I am naturally a skeptic. If someone makes a hyped-up claim, accompanied by much hoopla, my tendency is to research such a claim to see if it is worth all the fanfare.
And I was curious about the claim that the Milo Marathon was AIMS and IAAF certified:
For the first time in more than three decades, the 35th National MILO Marathon this year will be certified by the Association of International Marathons (AIMS) and the International Association of Athletics Federation (IAAF).”This will bring a new dimension in the country’s biggest and longest-running footrace,” said Rio dela Cruz, whose RunRio company will be managing all the 17 elimination races and the national finals set on December 11
This news item was reported by many news agencies. So why is this such a big thing?
I visited the IAAF web site. There was a link at the upper left that says “Competition” which led me to a searchable race database. I wondered if the Milo Marathon was listed. Comes out that it wasn’t. No records found.
Anyway, I dug deeper. The website I visited lists the IAAF-sanctioned events. Apparently, when people say that it is IAAF-certified, it means that it is the course that is certified. There is a difference between a “sanctioned event” and a “certified course.” You can have a sanctioned event on an uncertified course; you can also have an unsanctioned event in a certified course. This best explains what “certification” means and why it is important:
Runners, whether competitive or not, like to be able to say “My best 10K time is …”, and to compare the time they ran in one race against the time they ran in another. But how do you know that the 10K you just ran really was 10K and not 9.95K or 10.05K? If an entry fee is charged for a road race, runners have a right to a properly measured course.In order to qualify to run the Boston marathon or other restricted entry events, your qualifying time must be run on a certified course. And in order for times to be considered for record purposes, a course must be certified.Course certification is a process by which a course is measured according to international standards and the measurement data reviewed by a recognized certifier. Once the data is verified and accepted, a certificate with a course ID number is issued. BC Athletics recommends that all road race courses be certified. A certified course provides some assurance that times will be based on a properly measured distance.
So when an event is “sanctioned,” it means that the event meets a certain level of quality. A course that is certified means that the course distance is accurate. If an event with a certified course claims that the distance is a marathon course, then you can be assured that it is really 42.195 kilometers.

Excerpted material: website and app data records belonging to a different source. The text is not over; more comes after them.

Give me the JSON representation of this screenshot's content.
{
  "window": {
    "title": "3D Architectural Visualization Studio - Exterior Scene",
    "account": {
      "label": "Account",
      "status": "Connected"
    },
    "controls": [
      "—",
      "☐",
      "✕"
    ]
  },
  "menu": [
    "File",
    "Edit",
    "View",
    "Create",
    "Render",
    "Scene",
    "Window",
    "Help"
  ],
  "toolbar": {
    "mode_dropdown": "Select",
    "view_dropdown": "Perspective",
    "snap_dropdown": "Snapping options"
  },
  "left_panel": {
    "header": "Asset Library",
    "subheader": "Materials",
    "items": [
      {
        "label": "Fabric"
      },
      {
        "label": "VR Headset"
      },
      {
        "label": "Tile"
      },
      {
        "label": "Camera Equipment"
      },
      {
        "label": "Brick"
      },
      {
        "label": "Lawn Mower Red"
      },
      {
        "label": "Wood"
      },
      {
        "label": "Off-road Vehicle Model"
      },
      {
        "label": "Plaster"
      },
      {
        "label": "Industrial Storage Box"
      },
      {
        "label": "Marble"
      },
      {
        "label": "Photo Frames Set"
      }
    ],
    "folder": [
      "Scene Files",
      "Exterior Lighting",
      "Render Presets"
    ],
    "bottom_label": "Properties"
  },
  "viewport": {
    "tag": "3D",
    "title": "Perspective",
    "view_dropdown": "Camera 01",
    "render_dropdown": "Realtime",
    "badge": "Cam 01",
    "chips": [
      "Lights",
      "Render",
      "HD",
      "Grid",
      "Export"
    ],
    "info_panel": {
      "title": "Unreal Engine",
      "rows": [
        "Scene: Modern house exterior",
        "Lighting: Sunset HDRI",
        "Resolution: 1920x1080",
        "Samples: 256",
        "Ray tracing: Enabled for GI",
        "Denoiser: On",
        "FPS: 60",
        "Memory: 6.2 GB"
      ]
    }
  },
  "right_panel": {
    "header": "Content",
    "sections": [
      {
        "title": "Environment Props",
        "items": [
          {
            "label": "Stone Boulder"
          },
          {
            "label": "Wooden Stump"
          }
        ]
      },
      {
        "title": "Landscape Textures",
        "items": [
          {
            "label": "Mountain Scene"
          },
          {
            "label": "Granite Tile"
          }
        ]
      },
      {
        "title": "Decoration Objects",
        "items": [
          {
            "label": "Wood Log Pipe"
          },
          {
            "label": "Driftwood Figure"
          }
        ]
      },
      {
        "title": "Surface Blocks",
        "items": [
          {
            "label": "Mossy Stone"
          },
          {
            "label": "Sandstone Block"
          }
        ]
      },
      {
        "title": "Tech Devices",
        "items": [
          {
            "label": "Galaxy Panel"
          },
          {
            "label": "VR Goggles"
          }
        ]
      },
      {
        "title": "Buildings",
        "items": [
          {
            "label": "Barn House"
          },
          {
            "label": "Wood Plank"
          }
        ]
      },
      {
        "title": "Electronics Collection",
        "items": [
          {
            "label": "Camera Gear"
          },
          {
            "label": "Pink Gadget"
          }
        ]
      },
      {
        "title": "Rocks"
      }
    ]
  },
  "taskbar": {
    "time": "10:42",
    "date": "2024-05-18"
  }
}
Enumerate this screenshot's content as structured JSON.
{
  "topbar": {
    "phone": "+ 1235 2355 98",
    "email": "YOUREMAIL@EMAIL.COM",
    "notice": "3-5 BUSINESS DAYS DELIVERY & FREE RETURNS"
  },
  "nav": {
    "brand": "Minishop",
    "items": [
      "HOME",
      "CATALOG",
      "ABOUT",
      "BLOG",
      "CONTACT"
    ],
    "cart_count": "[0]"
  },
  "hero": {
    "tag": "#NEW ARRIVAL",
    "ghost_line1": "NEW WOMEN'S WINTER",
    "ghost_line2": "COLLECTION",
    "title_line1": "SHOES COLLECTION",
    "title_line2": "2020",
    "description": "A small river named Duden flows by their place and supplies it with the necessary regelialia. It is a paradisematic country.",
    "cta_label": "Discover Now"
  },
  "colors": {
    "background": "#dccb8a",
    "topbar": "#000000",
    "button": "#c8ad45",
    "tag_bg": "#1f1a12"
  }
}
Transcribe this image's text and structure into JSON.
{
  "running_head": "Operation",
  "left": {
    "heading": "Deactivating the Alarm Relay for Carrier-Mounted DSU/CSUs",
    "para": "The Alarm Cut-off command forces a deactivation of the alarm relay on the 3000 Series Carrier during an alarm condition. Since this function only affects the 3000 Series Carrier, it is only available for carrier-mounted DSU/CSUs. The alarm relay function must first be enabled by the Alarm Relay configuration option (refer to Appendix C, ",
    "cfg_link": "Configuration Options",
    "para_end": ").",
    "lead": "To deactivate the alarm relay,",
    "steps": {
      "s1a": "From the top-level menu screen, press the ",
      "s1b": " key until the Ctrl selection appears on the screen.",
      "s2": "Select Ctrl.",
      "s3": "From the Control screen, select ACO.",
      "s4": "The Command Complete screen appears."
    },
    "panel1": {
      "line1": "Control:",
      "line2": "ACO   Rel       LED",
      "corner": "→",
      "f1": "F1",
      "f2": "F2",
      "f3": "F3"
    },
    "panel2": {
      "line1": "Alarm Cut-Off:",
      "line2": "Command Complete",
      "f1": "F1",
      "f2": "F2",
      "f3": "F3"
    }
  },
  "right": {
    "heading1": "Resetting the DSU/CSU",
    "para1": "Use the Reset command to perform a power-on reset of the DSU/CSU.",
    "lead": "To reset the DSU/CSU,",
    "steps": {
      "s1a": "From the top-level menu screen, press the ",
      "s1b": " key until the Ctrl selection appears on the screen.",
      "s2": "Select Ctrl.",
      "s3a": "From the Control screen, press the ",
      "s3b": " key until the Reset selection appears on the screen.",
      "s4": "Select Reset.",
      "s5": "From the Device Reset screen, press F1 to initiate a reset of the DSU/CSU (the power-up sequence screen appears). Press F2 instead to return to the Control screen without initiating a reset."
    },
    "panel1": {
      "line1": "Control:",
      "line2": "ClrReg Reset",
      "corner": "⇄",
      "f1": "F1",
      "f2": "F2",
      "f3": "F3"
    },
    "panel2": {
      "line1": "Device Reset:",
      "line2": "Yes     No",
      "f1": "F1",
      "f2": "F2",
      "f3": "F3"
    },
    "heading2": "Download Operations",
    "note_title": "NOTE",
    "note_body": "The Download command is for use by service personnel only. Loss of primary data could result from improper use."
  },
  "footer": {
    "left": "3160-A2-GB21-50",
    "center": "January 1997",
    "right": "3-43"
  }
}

So how does one get the course certified? How does one go about assuring that a race distance is accurate? A car odometer is a poor substitute for a runner. GPS devices are inaccurate. I wrote about this a few months ago and measuring a course distance involves a specific device mounted on a bicycle.
In fact, getting the course certified is a prerequisite for being listed in AIMS. The news item above also mentions that the Milo Marathon is AIMS certified. AIMS is the Association of International Marathons and Distance Races. To be a member of this association, race directors pay up to $1,100 and their courses have to be measured by an accredited AIMS/IAAF representative. If you look at the AIMS registration form, you’ll see that you have to provide the IAAF certificate ID attesting that the course was indeed measured by an IAAF measures.
Being an AIMS member does not mean that your event is a quality event. No AIMS representative arrives to check the quality of the event. There is no quality control. As a member of AIMS, the race director has a venue to promote his event overseas. AIMS by itself adds no value to the participating runner.
But I guess runners would be more interested to find out if the course is IAAF-certified. According to the AIMS database, only the Camsur Marathon, the Milo Marathon qualifying run in Metro Manila, and the Milo Marathon Finals are IAAF-certified. The provincial runs are not listed. Heck, even the 21K runs aren’t IAAF-certified. No other Philippine event is listed. I can’t tell if there are other IAAF-certified Philippine events because I couldn’t find a registry of all IAAF-certified courses.
Again, being IAAF-certified does not mean that you will get a quality event. It does not mean you will have sufficient hydration stations, competent marshals, adequate medical facilities. All it means is that the race distance is correct.
But that does mean one thing, since the Milo Marathon is IAAF-certified, you are assured with full certainty that the course is truly 42.195 kilometers and that you have indeed run a full marathon. For many (myself, included) that gives great comfort.